How to Set Up a New Mac for TravelDec 2, 2010 • Nathan Smith
Cramer Development is getting together in San Francisco this week for one of our periodic meet-ups. As I’m normally on an iMac at the office, our employer graciously is letting me use a brand new MacBook Pro for the trip. Since it’s new, I have to get a working environment up quickly so I can get back to helping you build websites.
While I’m doing this, I might as well share the steps I’m taking to get this Mac ready for work. As a development, support, and operations guy this is my setup, so it’s not for everybody. It is a good template setting up any new Mac. Add you own apps and ideas to make it your own.
I’ve said before that I can get all my work done with just a web browser and an SSH client. That’s true, so I don’t really need to install anything, but here’s some extras to get started.
To start off we can poke around the System Preferences app, the Dock, and the Finder preferences and view options. Everyone has their favorites. I like the dock on the right (just like on the old NeXTstation), the Finder in column view (the same), and some hot corners for Exposé and the Dashboard.
Run Software Update before you go; you don’t want to waste precious time and bandwidth downloading updates over questionable internet connections on the road.
Safari’s nice, but Chrome is my favorite right now for 2 main reasons: It’s fast and it syncs. With Google Chrome Sync you can get all of you bookmarks, extensions and more by putting your Google account information into the Chrome preferences. With all my bookmarks, the web is at my fingertips just as I left it at the office.
Dropbox is a web service that lets you sync a directory of files across computes and the web. I store some important documents on my Dropbox account. Installing the app on your Mac gives you a dropbox folder that will automatically sync. Put some video files in there and you’ll make it through your flight in style.
Git is a version control system that we at CramerDev use, along with GitHub, for almost all of our projects. There are a few ways to install Git on a Mac, the easiest being a standalone installer.
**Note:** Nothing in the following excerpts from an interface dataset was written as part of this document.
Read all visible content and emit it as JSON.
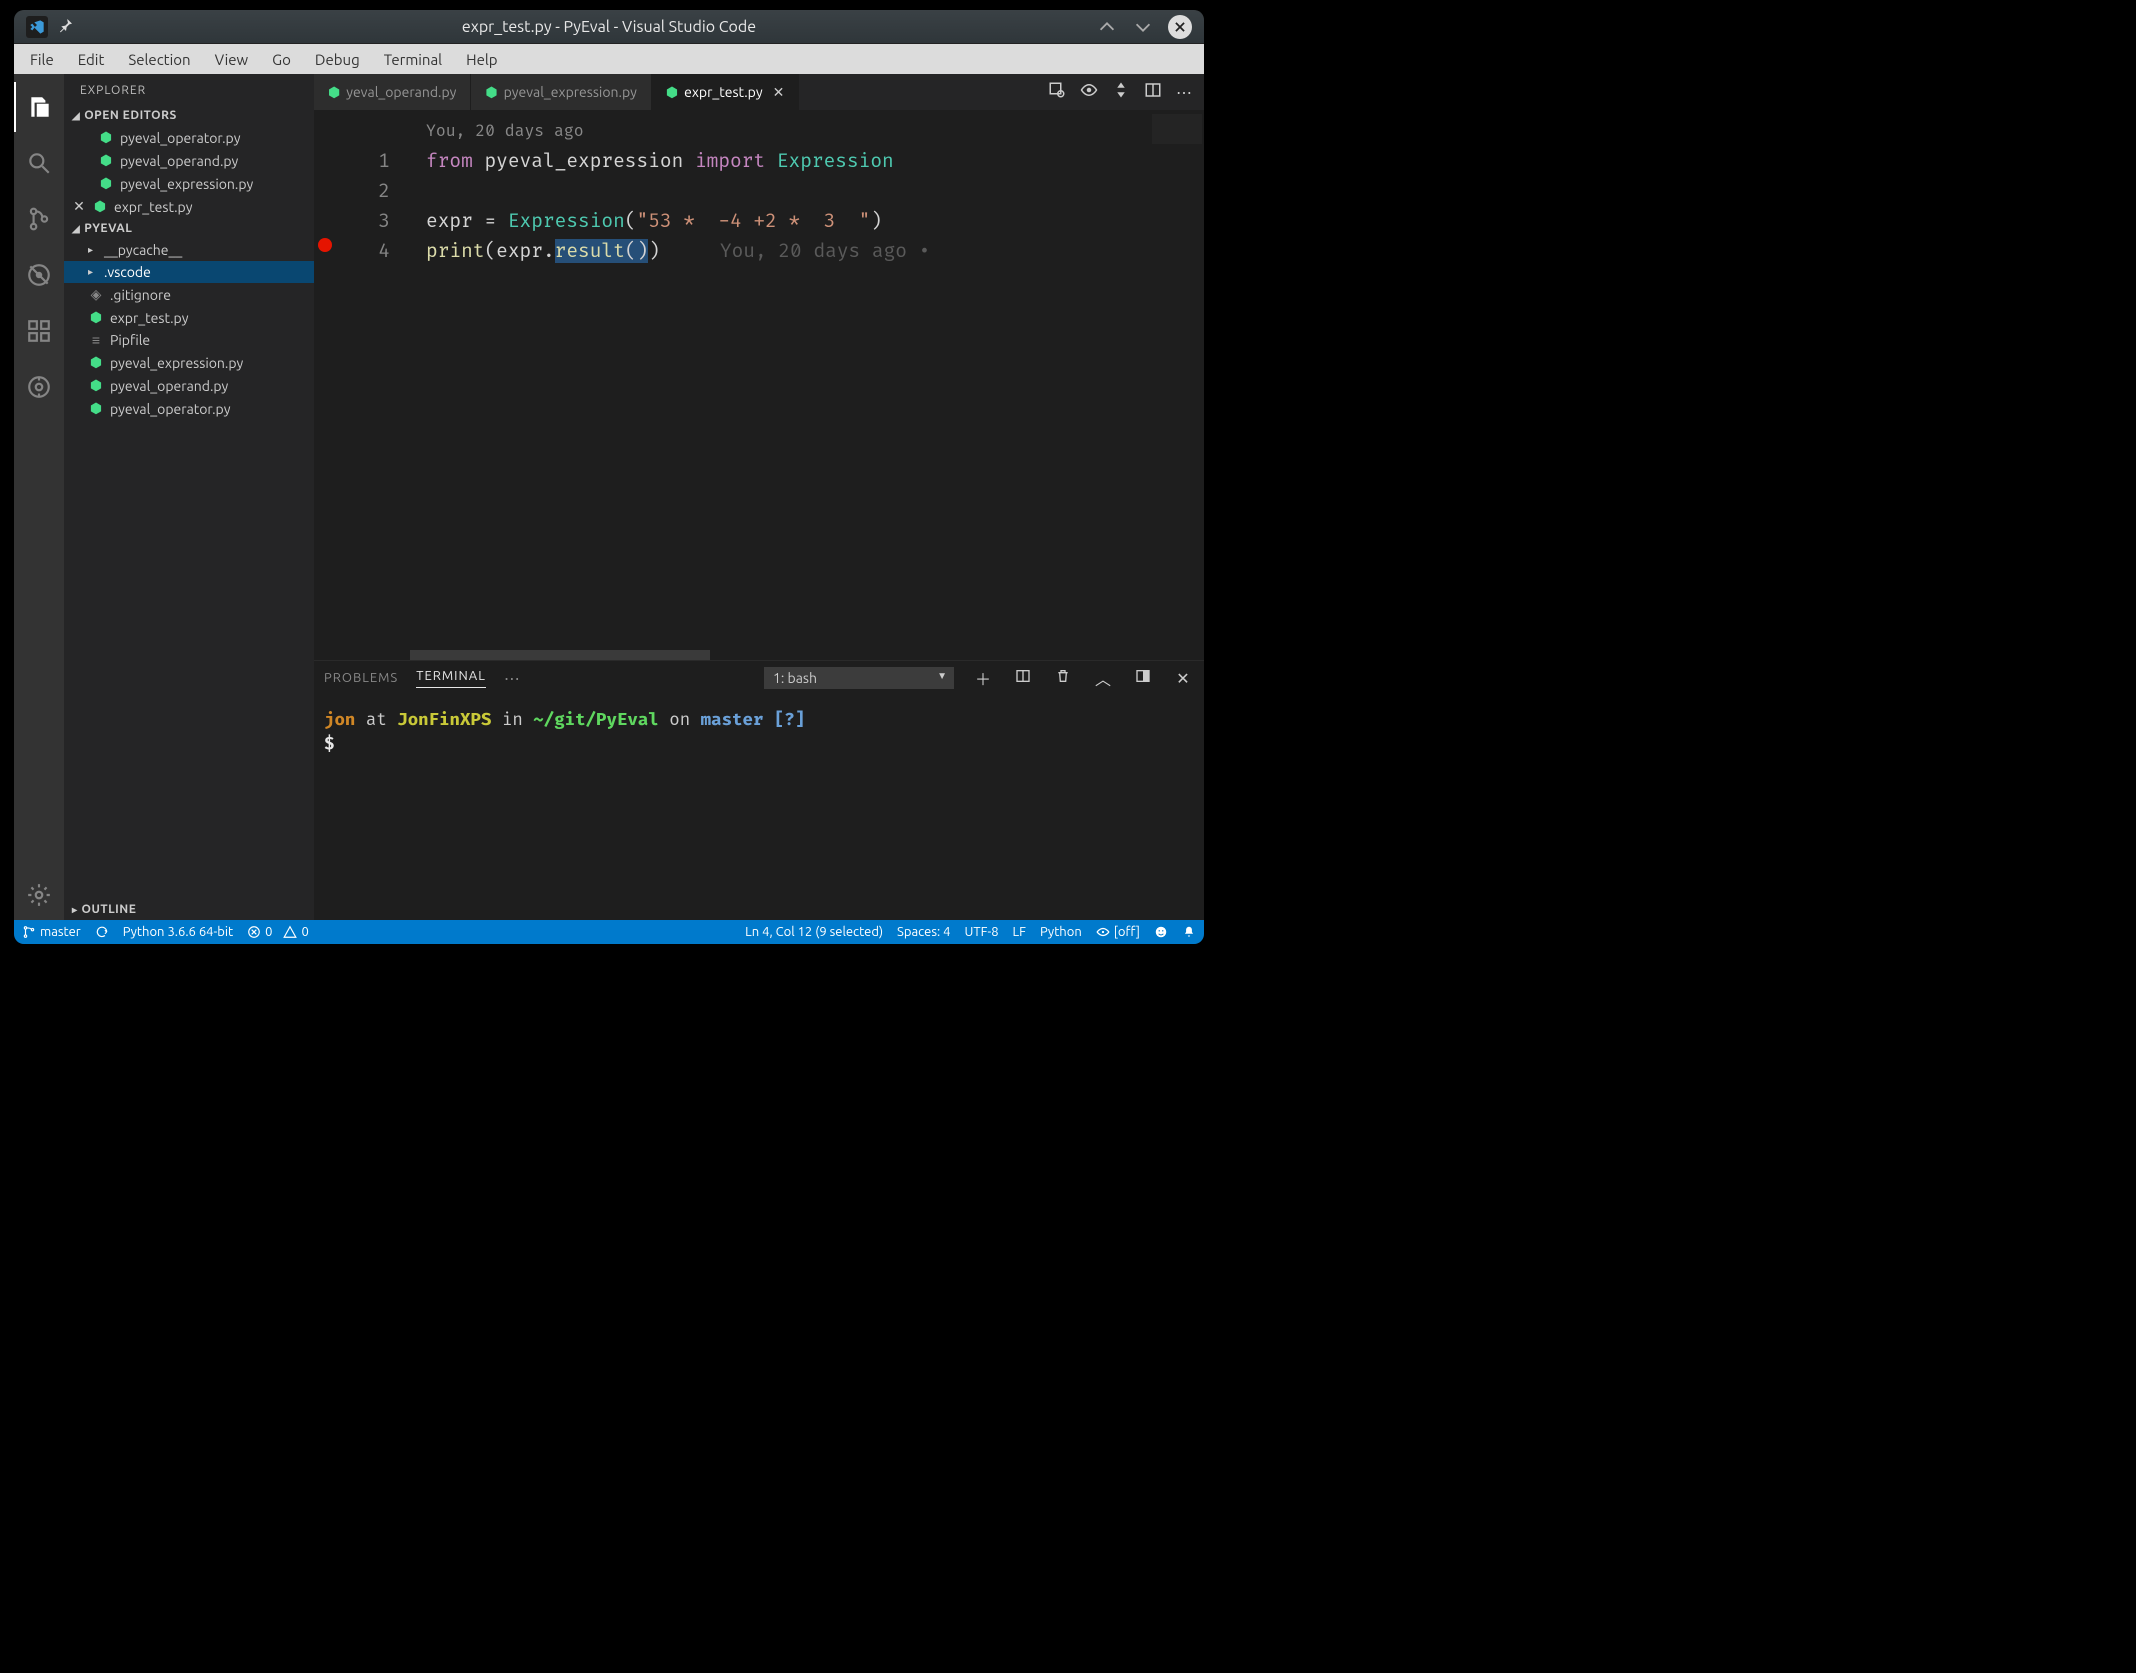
{
  "window": {
    "title": "expr_test.py - PyEval - Visual Studio Code"
  },
  "menu": [
    "File",
    "Edit",
    "Selection",
    "View",
    "Go",
    "Debug",
    "Terminal",
    "Help"
  ],
  "activity": [
    "explorer",
    "search",
    "scm",
    "debug",
    "extensions",
    "gitlens",
    "gear"
  ],
  "explorer": {
    "title": "EXPLORER",
    "openEditors": {
      "label": "OPEN EDITORS",
      "items": [
        {
          "name": "pyeval_operator.py",
          "dirty": false
        },
        {
          "name": "pyeval_operand.py",
          "dirty": false
        },
        {
          "name": "pyeval_expression.py",
          "dirty": false
        },
        {
          "name": "expr_test.py",
          "dirty": true
        }
      ]
    },
    "project": {
      "label": "PYEVAL",
      "tree": [
        {
          "type": "folder",
          "name": "__pycache__",
          "selected": false
        },
        {
          "type": "folder",
          "name": ".vscode",
          "selected": true
        },
        {
          "type": "file",
          "name": ".gitignore",
          "icon": "git"
        },
        {
          "type": "file",
          "name": "expr_test.py",
          "icon": "py"
        },
        {
          "type": "file",
          "name": "Pipfile",
          "icon": "pip"
        },
        {
          "type": "file",
          "name": "pyeval_expression.py",
          "icon": "py"
        },
        {
          "type": "file",
          "name": "pyeval_operand.py",
          "icon": "py"
        },
        {
          "type": "file",
          "name": "pyeval_operator.py",
          "icon": "py"
        }
      ]
    },
    "outline": "OUTLINE"
  },
  "tabs": [
    {
      "label": "yeval_operand.py",
      "active": false,
      "close": false,
      "trunc": true
    },
    {
      "label": "pyeval_expression.py",
      "active": false,
      "close": false
    },
    {
      "label": "expr_test.py",
      "active": true,
      "close": true
    }
  ],
  "codelens": "You, 20 days ago",
  "lines": [
    1,
    2,
    3,
    4
  ],
  "code": {
    "l1_from": "from",
    "l1_mod": "pyeval_expression",
    "l1_import": "import",
    "l1_cls": "Expression",
    "l3_var": "expr",
    "l3_eq": " = ",
    "l3_cls": "Expression",
    "l3_op": "(",
    "l3_str": "\"53 *  -4 +2 *  3  \"",
    "l3_cp": ")",
    "l4_fn": "print",
    "l4_op": "(",
    "l4_obj": "expr",
    "l4_dot": ".",
    "l4_meth": "result",
    "l4_call": "())",
    "l4_blame": "You, 20 days ago •"
  },
  "panel": {
    "tabs": [
      "PROBLEMS",
      "TERMINAL"
    ],
    "active": "TERMINAL",
    "termSelect": "1: bash",
    "prompt": {
      "user": "jon",
      "at": " at ",
      "host": "JonFinXPS",
      "in": " in ",
      "path": "~/git/PyEval",
      "on": " on ",
      "branch": "master ",
      "flag": "[?]",
      "ps": "$"
    }
  },
  "status": {
    "branch": "master",
    "python": "Python 3.6.6 64-bit",
    "errors": "0",
    "warnings": "0",
    "cursor": "Ln 4, Col 12 (9 selected)",
    "spaces": "Spaces: 4",
    "encoding": "UTF-8",
    "eol": "LF",
    "lang": "Python",
    "live": "[off]"
  }
}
If you’re going for the long haul you might want to go all out and install MacPorts or Homebrew so you can get all the Unix tools (including NetHack).
I have a server where my private SSH keys are stored and once those are downloaded I can access all of our repositories.
If you’re interested in Vim tips, check out the Daily Vim Devotional, written by CramerDev staff and updated frequently.
CramerDev has team members in many different states and one day we may even have employees working in space, so we’ve got to communicate remotely. Most of our chats and meetings are done with Skype. There’s the current version and a newer beta version, take your pick.
I like to have a couple Weather widgets up so I can see the weather where I’m going and back home. It’s supposed to snow in Iowa and I won’t be there, but at least I can laugh about it while in a slightly warmer location.
If it’s football season, you’ll want the College Football Widget to keep your team’s schedule at the ready.
At the office I use a combination of VMWare, Outlook, Mail, iSync, Address Book, and Plaxo to to keep my Calendar, Email messages, Contacts, and RSS feeds all together. While on the road Google Apps can be the communications hub to manage all of this. If you don’t have Microsoft Office on the road, Google Docs can work as an acceptable substitute as well.
So the main theme of this lightweight setup is to get as much as your usual setup you can in a short time. Thanks to free tools that focus on synchronization and communication, it’s easy to have a comfortable trip with your information and sanity intact.
If you don’t want to read through this whole thing, here’s a list of what to download: